Pass completion percentage, like most statistics, can be misleading. While it’s generally seen as a positive to have a higher percentage, you must analyze the depth at which those passes are being attempted and completed.  By definition, passing backwards and sideways isn’t positive, it’s negative. And while keeping the ball is important, scoring must be considered more so.

We are not title contenders like Los Angeles. We’re probably more than a season or two away from being a truly dangerous team. But the only way to get there is by developing our young talent.

So my plea to Mr. Nowak is to take off the handbrake and put the foot to the pedal. There’s a lot of gas in the tank.


  1. It doesn’t matter what has been written on PSP or any of the other soccer blogs.

    Nowak won’t listen – Migs will start again against NY – fuck up 100 times – and will be in there the next week against Seattle. Makes me wonder what type of deal he has.

    Migs barely even participated in the meet n greet. There has to be a better FA out there we can snag before 4/15.

    • Ryan Pine says:

      I don’t want to slag off Miggsie all day. It’s not so much that he’s bad, it’s just that he’s unnecessary. He’s surplus to requirements. He’s definitely a good professional, just one we don’t need. LA figured this out. We should too.

  2. If Nowak insists on starting Migs and Carroll, he should go with a 4-2-3-1 formation. Maybe:
    ……..Striker (NOT Ruiz)………
    At this point starting 3 strikers should be viewed as a failed experiment and Nowak and Co. should move forward onto something new or the old Mwanga/Le Toux partnership up top

  3. Thank you. What Nakazawa does needs to be considered in the context of what he attempts. He’s a positive player on a team that doesn’t exactly park the bus, but keeps it idling all game. The degree of difficulty in trying to feed balls to our offense must be a factor in how he’s seen.

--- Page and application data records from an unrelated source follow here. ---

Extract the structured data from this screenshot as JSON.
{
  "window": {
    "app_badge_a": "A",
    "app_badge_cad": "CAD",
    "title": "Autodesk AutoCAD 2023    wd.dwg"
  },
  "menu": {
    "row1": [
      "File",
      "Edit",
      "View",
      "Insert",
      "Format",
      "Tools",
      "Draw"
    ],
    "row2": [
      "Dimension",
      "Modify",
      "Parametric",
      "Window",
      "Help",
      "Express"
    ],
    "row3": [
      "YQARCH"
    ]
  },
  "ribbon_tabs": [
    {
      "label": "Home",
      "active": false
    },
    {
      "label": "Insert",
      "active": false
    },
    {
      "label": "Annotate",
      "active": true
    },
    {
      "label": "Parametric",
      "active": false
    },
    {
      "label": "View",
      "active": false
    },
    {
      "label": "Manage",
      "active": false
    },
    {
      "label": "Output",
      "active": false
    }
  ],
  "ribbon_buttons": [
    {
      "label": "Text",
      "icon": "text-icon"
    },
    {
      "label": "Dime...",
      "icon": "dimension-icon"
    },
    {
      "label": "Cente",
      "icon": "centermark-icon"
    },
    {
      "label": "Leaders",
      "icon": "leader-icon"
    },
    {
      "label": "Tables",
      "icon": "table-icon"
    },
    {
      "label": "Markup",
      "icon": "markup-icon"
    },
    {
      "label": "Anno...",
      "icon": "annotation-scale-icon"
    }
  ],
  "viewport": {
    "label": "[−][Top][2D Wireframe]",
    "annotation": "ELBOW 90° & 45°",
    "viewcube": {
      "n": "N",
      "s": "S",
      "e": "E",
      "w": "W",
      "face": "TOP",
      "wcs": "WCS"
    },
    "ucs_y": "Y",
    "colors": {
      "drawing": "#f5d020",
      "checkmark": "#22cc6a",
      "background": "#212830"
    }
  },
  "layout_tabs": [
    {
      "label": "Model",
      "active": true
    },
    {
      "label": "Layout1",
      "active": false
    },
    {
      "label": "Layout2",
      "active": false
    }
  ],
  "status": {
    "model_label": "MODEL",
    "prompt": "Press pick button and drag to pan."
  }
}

Leave a Reply

Your email address will not be published. Required fields are marked *